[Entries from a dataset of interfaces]

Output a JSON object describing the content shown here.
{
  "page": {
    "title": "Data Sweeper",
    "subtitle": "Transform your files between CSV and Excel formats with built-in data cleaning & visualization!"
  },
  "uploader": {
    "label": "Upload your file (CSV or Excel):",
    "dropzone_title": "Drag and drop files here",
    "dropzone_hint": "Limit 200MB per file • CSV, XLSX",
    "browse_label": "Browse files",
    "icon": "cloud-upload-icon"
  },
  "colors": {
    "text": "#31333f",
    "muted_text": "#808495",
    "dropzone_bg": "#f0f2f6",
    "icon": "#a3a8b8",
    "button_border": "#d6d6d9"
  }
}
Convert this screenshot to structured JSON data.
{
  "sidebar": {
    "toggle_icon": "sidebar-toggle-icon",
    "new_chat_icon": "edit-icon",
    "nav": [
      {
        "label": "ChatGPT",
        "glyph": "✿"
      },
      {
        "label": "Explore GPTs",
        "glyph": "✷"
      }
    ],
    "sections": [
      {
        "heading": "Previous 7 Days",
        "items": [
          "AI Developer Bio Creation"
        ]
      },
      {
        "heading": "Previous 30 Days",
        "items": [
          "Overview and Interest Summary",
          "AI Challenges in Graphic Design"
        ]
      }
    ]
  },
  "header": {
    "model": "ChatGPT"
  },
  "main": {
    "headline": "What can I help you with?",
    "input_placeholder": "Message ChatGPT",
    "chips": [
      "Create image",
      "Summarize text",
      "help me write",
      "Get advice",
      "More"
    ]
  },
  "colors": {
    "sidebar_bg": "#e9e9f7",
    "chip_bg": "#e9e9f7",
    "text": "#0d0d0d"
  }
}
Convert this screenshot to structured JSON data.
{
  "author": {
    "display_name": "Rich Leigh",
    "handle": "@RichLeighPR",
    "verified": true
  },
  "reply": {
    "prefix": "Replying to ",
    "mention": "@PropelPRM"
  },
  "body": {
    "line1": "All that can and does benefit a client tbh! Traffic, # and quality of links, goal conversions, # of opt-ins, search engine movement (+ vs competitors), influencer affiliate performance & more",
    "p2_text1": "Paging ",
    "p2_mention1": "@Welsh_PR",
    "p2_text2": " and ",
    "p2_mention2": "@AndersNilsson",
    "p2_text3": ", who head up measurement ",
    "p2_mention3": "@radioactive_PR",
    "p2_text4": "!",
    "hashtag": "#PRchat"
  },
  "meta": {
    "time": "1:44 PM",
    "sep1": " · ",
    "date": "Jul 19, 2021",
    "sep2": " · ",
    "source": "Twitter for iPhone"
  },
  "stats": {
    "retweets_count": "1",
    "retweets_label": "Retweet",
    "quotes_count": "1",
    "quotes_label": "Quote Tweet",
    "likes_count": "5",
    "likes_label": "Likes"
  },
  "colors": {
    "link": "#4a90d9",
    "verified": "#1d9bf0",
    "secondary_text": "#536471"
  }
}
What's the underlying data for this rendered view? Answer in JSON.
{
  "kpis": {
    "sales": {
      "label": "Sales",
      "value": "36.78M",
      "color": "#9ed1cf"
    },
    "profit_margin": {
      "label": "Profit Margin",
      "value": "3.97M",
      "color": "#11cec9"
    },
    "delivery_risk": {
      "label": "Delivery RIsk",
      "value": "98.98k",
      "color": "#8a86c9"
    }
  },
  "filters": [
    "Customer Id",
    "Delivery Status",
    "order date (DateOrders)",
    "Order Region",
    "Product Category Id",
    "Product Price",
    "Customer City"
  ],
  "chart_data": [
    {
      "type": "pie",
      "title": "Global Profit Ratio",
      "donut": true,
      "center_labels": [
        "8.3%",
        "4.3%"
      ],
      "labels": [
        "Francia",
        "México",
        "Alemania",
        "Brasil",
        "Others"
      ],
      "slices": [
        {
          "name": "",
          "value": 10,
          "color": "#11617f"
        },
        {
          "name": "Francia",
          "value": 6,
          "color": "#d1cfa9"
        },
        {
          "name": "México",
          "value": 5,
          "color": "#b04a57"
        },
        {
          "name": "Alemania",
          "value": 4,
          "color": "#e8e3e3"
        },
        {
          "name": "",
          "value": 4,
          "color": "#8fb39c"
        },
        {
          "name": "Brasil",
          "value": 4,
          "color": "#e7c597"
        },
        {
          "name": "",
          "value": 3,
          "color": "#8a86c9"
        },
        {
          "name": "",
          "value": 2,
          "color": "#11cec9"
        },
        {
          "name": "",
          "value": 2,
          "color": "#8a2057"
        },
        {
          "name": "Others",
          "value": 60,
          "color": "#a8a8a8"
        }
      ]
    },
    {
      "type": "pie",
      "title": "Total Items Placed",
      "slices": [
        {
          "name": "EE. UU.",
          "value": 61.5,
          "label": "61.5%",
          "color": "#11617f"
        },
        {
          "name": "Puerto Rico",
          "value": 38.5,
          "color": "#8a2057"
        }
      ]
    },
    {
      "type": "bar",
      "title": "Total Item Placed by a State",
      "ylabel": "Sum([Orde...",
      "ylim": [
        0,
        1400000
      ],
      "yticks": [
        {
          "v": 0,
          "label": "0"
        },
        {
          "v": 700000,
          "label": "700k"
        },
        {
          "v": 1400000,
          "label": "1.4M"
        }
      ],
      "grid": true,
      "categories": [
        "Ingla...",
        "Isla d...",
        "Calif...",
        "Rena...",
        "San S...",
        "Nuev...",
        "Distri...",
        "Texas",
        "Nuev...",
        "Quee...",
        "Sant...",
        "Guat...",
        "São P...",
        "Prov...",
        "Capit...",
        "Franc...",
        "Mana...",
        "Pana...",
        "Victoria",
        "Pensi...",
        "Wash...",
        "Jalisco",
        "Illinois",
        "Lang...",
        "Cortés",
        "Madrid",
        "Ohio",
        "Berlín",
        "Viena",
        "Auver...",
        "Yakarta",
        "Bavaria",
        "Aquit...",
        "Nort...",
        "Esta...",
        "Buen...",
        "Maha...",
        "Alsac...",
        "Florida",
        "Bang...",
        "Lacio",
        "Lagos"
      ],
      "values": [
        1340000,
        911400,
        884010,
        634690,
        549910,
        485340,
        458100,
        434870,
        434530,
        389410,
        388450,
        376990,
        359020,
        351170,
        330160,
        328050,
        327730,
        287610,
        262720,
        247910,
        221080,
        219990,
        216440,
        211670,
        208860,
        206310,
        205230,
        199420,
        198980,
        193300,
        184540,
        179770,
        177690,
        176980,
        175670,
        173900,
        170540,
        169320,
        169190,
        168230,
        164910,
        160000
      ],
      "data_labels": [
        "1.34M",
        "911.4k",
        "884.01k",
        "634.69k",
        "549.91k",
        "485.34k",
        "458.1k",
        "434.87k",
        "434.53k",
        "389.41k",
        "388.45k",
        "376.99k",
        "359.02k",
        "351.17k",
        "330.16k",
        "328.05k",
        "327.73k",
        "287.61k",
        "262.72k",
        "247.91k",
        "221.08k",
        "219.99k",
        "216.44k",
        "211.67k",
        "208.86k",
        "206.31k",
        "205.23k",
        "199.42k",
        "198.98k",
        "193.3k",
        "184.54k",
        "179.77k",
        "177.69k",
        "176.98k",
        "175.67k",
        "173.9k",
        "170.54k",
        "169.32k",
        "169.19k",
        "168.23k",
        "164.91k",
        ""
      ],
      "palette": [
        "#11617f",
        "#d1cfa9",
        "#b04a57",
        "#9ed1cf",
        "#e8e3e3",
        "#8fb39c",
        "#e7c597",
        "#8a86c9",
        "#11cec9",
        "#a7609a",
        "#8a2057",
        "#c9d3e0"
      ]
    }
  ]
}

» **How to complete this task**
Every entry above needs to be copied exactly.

» **Result of the exercise**
Output a JSON object describing the content shown here.
{
  "page": {
    "title": "Data Sweeper",
    "subtitle": "Transform your files between CSV and Excel formats with built-in data cleaning & visualization!"
  },
  "uploader": {
    "label": "Upload your file (CSV or Excel):",
    "dropzone_title": "Drag and drop files here",
    "dropzone_hint": "Limit 200MB per file • CSV, XLSX",
    "browse_label": "Browse files",
    "icon": "cloud-upload-icon"
  },
  "colors": {
    "text": "#31333f",
    "muted_text": "#808495",
    "dropzone_bg": "#f0f2f6",
    "icon": "#a3a8b8",
    "button_border": "#d6d6d9"
  }
}
Convert this screenshot to structured JSON data.
{
  "sidebar": {
    "toggle_icon": "sidebar-toggle-icon",
    "new_chat_icon": "edit-icon",
    "nav": [
      {
        "label": "ChatGPT",
        "glyph": "✿"
      },
      {
        "label": "Explore GPTs",
        "glyph": "✷"
      }
    ],
    "sections": [
      {
        "heading": "Previous 7 Days",
        "items": [
          "AI Developer Bio Creation"
        ]
      },
      {
        "heading": "Previous 30 Days",
        "items": [
          "Overview and Interest Summary",
          "AI Challenges in Graphic Design"
        ]
      }
    ]
  },
  "header": {
    "model": "ChatGPT"
  },
  "main": {
    "headline": "What can I help you with?",
    "input_placeholder": "Message ChatGPT",
    "chips": [
      "Create image",
      "Summarize text",
      "help me write",
      "Get advice",
      "More"
    ]
  },
  "colors": {
    "sidebar_bg": "#e9e9f7",
    "chip_bg": "#e9e9f7",
    "text": "#0d0d0d"
  }
}
Convert this screenshot to structured JSON data.
{
  "author": {
    "display_name": "Rich Leigh",
    "handle": "@RichLeighPR",
    "verified": true
  },
  "reply": {
    "prefix": "Replying to ",
    "mention": "@PropelPRM"
  },
  "body": {
    "line1": "All that can and does benefit a client tbh! Traffic, # and quality of links, goal conversions, # of opt-ins, search engine movement (+ vs competitors), influencer affiliate performance & more",
    "p2_text1": "Paging ",
    "p2_mention1": "@Welsh_PR",
    "p2_text2": " and ",
    "p2_mention2": "@AndersNilsson",
    "p2_text3": ", who head up measurement ",
    "p2_mention3": "@radioactive_PR",
    "p2_text4": "!",
    "hashtag": "#PRchat"
  },
  "meta": {
    "time": "1:44 PM",
    "sep1": " · ",
    "date": "Jul 19, 2021",
    "sep2": " · ",
    "source": "Twitter for iPhone"
  },
  "stats": {
    "retweets_count": "1",
    "retweets_label": "Retweet",
    "quotes_count": "1",
    "quotes_label": "Quote Tweet",
    "likes_count": "5",
    "likes_label": "Likes"
  },
  "colors": {
    "link": "#4a90d9",
    "verified": "#1d9bf0",
    "secondary_text": "#536471"
  }
}
What's the underlying data for this rendered view? Answer in JSON.
{
  "kpis": {
    "sales": {
      "label": "Sales",
      "value": "36.78M",
      "color": "#9ed1cf"
    },
    "profit_margin": {
      "label": "Profit Margin",
      "value": "3.97M",
      "color": "#11cec9"
    },
    "delivery_risk": {
      "label": "Delivery RIsk",
      "value": "98.98k",
      "color": "#8a86c9"
    }
  },
  "filters": [
    "Customer Id",
    "Delivery Status",
    "order date (DateOrders)",
    "Order Region",
    "Product Category Id",
    "Product Price",
    "Customer City"
  ],
  "chart_data": [
    {
      "type": "pie",
      "title": "Global Profit Ratio",
      "donut": true,
      "center_labels": [
        "8.3%",
        "4.3%"
      ],
      "labels": [
        "Francia",
        "México",
        "Alemania",
        "Brasil",
        "Others"
      ],
      "slices": [
        {
          "name": "",
          "value": 10,
          "color": "#11617f"
        },
        {
          "name": "Francia",
          "value": 6,
          "color": "#d1cfa9"
        },
        {
          "name": "México",
          "value": 5,
          "color": "#b04a57"
        },
        {
          "name": "Alemania",
          "value": 4,
          "color": "#e8e3e3"
        },
        {
          "name": "",
          "value": 4,
          "color": "#8fb39c"
        },
        {
          "name": "Brasil",
          "value": 4,
          "color": "#e7c597"
        },
        {
          "name": "",
          "value": 3,
          "color": "#8a86c9"
        },
        {
          "name": "",
          "value": 2,
          "color": "#11cec9"
        },
        {
          "name": "",
          "value": 2,
          "color": "#8a2057"
        },
        {
          "name": "Others",
          "value": 60,
          "color": "#a8a8a8"
        }
      ]
    },
    {
      "type": "pie",
      "title": "Total Items Placed",
      "slices": [
        {
          "name": "EE. UU.",
          "value": 61.5,
          "label": "61.5%",
          "color": "#11617f"
        },
        {
          "name": "Puerto Rico",
          "value": 38.5,
          "color": "#8a2057"
        }
      ]
    },
    {
      "type": "bar",
      "title": "Total Item Placed by a State",
      "ylabel": "Sum([Orde...",
      "ylim": [
        0,
        1400000
      ],
      "yticks": [
        {
          "v": 0,
          "label": "0"
        },
        {
          "v": 700000,
          "label": "700k"
        },
        {
          "v": 1400000,
          "label": "1.4M"
        }
      ],
      "grid": true,
      "categories": [
        "Ingla...",
        "Isla d...",
        "Calif...",
        "Rena...",
        "San S...",
        "Nuev...",
        "Distri...",
        "Texas",
        "Nuev...",
        "Quee...",
        "Sant...",
        "Guat...",
        "São P...",
        "Prov...",
        "Capit...",
        "Franc...",
        "Mana...",
        "Pana...",
        "Victoria",
        "Pensi...",
        "Wash...",
        "Jalisco",
        "Illinois",
        "Lang...",
        "Cortés",
        "Madrid",
        "Ohio",
        "Berlín",
        "Viena",
        "Auver...",
        "Yakarta",
        "Bavaria",
        "Aquit...",
        "Nort...",
        "Esta...",
        "Buen...",
        "Maha...",
        "Alsac...",
        "Florida",
        "Bang...",
        "Lacio",
        "Lagos"
      ],
      "values": [
        1340000,
        911400,
        884010,
        634690,
        549910,
        485340,
        458100,
        434870,
        434530,
        389410,
        388450,
        376990,
        359020,
        351170,
        330160,
        328050,
        327730,
        287610,
        262720,
        247910,
        221080,
        219990,
        216440,
        211670,
        208860,
        206310,
        205230,
        199420,
        198980,
        193300,
        184540,
        179770,
        177690,
        176980,
        175670,
        173900,
        170540,
        169320,
        169190,
        168230,
        164910,
        160000
      ],
      "data_labels": [
        "1.34M",
        "911.4k",
        "884.01k",
        "634.69k",
        "549.91k",
        "485.34k",
        "458.1k",
        "434.87k",
        "434.53k",
        "389.41k",
        "388.45k",
        "376.99k",
        "359.02k",
        "351.17k",
        "330.16k",
        "328.05k",
        "327.73k",
        "287.61k",
        "262.72k",
        "247.91k",
        "221.08k",
        "219.99k",
        "216.44k",
        "211.67k",
        "208.86k",
        "206.31k",
        "205.23k",
        "199.42k",
        "198.98k",
        "193.3k",
        "184.54k",
        "179.77k",
        "177.69k",
        "176.98k",
        "175.67k",
        "173.9k",
        "170.54k",
        "169.32k",
        "169.19k",
        "168.23k",
        "164.91k",
        ""
      ],
      "palette": [
        "#11617f",
        "#d1cfa9",
        "#b04a57",
        "#9ed1cf",
        "#e8e3e3",
        "#8fb39c",
        "#e7c597",
        "#8a86c9",
        "#11cec9",
        "#a7609a",
        "#8a2057",
        "#c9d3e0"
      ]
    }
  ]
}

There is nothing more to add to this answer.